== Your assignment ==
Go through the records and copy each line where the string "Windows" occurs.

== Material provided ==
..............................

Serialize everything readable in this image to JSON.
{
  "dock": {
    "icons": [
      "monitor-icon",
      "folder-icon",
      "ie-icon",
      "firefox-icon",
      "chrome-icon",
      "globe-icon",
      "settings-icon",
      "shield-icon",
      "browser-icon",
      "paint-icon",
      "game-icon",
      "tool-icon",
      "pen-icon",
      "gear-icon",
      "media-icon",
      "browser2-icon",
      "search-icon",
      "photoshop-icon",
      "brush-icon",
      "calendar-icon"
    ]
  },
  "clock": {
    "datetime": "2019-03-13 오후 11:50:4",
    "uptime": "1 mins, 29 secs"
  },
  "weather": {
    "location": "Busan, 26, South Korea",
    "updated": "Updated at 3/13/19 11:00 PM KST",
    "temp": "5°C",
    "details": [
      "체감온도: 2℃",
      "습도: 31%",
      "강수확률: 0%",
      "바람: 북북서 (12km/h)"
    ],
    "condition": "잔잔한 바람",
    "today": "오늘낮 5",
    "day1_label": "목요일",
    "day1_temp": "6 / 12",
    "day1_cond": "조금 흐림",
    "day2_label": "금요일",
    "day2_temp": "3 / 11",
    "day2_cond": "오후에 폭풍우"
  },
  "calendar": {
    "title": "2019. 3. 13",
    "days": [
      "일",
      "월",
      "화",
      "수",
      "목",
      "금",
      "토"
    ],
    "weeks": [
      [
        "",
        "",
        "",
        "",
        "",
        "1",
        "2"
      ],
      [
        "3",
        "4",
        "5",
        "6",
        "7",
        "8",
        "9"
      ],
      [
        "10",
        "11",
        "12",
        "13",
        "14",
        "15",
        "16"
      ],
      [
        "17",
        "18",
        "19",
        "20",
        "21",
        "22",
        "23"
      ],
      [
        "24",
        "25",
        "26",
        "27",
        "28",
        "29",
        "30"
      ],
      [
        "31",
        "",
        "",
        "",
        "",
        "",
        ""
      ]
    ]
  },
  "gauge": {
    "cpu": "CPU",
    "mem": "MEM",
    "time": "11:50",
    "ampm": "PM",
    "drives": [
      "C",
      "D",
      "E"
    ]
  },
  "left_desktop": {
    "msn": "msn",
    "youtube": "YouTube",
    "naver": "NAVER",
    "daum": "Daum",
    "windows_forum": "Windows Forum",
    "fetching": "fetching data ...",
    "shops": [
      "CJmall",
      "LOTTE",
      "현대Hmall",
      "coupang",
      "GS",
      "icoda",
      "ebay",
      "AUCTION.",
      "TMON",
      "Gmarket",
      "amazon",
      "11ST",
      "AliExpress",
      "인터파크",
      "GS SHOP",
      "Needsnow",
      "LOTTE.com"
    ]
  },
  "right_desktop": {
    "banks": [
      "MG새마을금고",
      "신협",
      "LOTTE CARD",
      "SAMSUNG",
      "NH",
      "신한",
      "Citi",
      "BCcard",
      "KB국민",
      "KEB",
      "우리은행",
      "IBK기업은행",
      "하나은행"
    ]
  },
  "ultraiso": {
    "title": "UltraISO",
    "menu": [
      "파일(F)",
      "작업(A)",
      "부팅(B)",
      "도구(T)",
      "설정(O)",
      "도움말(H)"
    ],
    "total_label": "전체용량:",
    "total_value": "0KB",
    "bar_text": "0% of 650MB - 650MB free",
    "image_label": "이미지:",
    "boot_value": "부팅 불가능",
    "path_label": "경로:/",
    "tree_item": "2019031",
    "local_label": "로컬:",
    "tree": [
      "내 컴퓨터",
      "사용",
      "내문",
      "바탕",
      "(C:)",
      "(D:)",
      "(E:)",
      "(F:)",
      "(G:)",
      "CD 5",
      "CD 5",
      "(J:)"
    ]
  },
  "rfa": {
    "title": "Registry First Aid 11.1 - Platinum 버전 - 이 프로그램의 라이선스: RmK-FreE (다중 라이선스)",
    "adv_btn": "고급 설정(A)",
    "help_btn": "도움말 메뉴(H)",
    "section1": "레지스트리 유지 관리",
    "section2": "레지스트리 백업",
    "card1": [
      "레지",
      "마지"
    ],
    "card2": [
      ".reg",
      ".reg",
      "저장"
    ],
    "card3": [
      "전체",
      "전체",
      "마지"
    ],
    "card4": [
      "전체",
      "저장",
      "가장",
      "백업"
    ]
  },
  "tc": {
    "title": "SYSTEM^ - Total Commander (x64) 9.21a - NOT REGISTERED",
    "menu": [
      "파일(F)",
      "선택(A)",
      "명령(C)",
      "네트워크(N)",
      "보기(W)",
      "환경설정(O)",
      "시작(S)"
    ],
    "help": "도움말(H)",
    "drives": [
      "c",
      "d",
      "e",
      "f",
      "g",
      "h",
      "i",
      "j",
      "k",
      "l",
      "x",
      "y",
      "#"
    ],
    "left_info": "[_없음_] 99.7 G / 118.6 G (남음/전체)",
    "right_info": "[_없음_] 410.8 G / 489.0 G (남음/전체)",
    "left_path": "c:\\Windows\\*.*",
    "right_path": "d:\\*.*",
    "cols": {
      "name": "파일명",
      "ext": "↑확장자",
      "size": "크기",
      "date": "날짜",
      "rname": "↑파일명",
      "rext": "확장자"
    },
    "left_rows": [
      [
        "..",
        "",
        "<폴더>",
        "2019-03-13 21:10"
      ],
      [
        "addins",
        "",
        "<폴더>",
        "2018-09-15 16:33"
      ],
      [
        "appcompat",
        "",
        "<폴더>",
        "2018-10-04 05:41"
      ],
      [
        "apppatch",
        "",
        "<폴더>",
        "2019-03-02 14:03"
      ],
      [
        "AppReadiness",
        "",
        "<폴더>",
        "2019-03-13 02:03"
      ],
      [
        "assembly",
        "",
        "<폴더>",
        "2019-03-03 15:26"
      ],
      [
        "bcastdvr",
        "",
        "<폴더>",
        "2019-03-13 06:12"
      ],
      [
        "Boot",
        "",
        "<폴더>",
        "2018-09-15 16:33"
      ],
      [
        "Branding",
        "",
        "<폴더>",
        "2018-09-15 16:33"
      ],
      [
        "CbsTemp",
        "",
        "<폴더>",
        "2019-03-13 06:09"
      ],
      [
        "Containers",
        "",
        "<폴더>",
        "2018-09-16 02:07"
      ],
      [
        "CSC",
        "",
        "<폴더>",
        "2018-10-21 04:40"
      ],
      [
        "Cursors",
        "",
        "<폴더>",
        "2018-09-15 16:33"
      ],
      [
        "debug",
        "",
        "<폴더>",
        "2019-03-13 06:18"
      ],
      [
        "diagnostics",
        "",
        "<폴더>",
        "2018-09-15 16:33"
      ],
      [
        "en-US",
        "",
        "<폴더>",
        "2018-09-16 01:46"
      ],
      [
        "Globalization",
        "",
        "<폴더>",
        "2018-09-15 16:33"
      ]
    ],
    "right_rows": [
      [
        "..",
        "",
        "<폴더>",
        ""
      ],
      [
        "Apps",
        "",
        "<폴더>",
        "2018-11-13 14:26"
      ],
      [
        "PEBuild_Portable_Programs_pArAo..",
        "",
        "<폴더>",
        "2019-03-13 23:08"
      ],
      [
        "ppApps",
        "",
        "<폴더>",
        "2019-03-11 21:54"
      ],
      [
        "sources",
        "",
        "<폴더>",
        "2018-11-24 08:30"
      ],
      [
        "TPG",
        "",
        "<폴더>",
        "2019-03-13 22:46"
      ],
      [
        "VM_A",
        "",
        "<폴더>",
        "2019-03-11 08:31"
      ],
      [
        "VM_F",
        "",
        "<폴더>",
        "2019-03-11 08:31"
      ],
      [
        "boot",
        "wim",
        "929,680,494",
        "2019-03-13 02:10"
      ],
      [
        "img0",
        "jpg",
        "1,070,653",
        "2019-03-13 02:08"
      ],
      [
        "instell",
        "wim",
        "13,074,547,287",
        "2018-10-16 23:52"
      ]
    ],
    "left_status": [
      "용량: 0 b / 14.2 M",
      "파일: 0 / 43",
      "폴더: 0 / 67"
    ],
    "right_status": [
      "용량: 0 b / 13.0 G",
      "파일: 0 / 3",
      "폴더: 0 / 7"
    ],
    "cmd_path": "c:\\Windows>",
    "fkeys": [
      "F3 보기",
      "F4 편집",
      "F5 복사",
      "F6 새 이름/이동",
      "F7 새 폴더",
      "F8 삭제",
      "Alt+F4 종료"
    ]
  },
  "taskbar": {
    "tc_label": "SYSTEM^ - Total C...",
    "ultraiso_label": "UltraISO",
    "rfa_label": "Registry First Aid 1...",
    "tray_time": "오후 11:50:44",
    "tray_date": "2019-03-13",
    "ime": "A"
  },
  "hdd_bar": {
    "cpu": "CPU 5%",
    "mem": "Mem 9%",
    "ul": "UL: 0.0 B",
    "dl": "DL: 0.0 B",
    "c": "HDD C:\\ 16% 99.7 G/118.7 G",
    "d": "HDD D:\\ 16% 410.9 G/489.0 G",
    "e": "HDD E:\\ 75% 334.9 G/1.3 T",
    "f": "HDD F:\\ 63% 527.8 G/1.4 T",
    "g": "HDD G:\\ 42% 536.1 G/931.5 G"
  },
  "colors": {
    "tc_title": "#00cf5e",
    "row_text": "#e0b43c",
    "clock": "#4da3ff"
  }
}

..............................

== Answer box ==
    "windows_forum": "Windows Forum",
    "left_path": "c:\\Windows\\*.*",
    "cmd_path": "c:\\Windows>",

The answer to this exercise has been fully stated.